As you might guess, the news has been dominated by the president’s veto of the embryonic stem cell bill. Most of the headlines express anger or frustration on the part of many Americans and researchers; others talk about what will come next. There also seems to be a lot of how this is a problem for Republicans and may damage their campaigns come November. Editorials and letters are all over the place, as you would expect.
I want to highlight one editorial, which appeared in the Pittsburgh Tribune Review. Some background on why I am blogging this one instead of one from other papers: this paper was, until a newspaper strike in Pittsburgh some dozen years ago, the newspaper of a small Pennsylvania town and it had an exceedingly conservative bias. Furthermore, western Pennsylvania is generally a socially conservative region—when it votes Democrat, it is because of issues important to the working class and unions, not because of pro-choice or “bleeding heart liberal” stances. It is a highly Catholic area. Conservative Senator Rick Santorum got his start as a representative from the Pittsburgh area. Consequently, I was stunned to read this editorial, which says what I have been saying about the war in Iraq and stem cells. I don’t know what the paper’s general slant is now, but for this paper, in this area of the country, to come out with this editorial, just blows me away and makes me think there is hope for America after all.
Some of the other fallout—California governor Arnold Schwarzenegger ordered a state loan of $150 million dollars to the California stem cell institute. According to the Los Angeles Times, "We can no longer afford to wait to fund this important research," Schwarzenegger wrote in a letter that directed his finance director to make the loan. "I remain committed to advancing stem cell research in California, in the promise it holds for millions of our citizens who suffer from chronic diseases and injuries that could be helped as a result of stem cell research." The paper says that the loan is quadruple the NIH budget for stem cell research.
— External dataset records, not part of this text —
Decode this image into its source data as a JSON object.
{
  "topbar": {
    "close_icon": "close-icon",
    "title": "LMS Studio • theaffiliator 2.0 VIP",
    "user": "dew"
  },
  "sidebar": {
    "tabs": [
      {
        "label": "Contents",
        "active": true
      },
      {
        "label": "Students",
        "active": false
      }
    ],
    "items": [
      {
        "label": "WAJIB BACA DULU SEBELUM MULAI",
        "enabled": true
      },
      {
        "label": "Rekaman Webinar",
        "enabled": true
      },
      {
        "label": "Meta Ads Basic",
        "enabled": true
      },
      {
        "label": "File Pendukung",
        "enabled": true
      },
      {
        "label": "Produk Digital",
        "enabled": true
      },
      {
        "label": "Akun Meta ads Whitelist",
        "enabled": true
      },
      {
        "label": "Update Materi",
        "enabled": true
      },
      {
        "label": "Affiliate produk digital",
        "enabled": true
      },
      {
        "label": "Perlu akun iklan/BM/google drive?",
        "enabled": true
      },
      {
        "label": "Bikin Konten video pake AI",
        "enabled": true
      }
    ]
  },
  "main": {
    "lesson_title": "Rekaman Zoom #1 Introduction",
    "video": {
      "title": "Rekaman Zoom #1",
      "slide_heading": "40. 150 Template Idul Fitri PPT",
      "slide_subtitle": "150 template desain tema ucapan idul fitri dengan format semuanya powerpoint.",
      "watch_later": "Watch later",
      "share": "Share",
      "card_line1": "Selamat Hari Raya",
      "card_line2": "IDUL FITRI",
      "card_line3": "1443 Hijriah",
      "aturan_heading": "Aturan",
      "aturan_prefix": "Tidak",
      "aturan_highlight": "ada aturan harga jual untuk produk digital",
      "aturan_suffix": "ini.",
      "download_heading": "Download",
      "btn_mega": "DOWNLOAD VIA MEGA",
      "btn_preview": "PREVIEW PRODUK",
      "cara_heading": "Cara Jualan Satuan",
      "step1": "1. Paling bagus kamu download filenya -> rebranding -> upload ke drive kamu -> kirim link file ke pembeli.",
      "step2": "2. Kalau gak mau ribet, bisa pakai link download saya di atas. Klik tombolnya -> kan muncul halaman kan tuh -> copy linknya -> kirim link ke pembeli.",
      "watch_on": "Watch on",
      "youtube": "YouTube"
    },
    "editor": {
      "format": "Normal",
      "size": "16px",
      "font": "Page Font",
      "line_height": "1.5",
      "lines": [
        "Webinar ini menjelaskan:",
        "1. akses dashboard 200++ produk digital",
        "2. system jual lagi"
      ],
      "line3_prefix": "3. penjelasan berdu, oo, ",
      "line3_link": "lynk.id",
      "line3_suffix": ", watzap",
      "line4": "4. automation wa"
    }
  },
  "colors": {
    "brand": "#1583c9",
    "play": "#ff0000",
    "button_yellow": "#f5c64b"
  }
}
In Illinois, Governor Rod Blagojevich is directing $5 million from an administrative line in the state budget to stem cell research. (See the Chicago Sun Times.) The Wall Street Journal has an interesting article on the importance of stem cell issue to a Chicago Congressional election.
I’m wondering if the veto is going to heighten the awareness of the issue of embryonic stem cell research for many people who have not been giving it a lot of thought. The debate may begin to take shape in ways that it has not yet. Saddle up!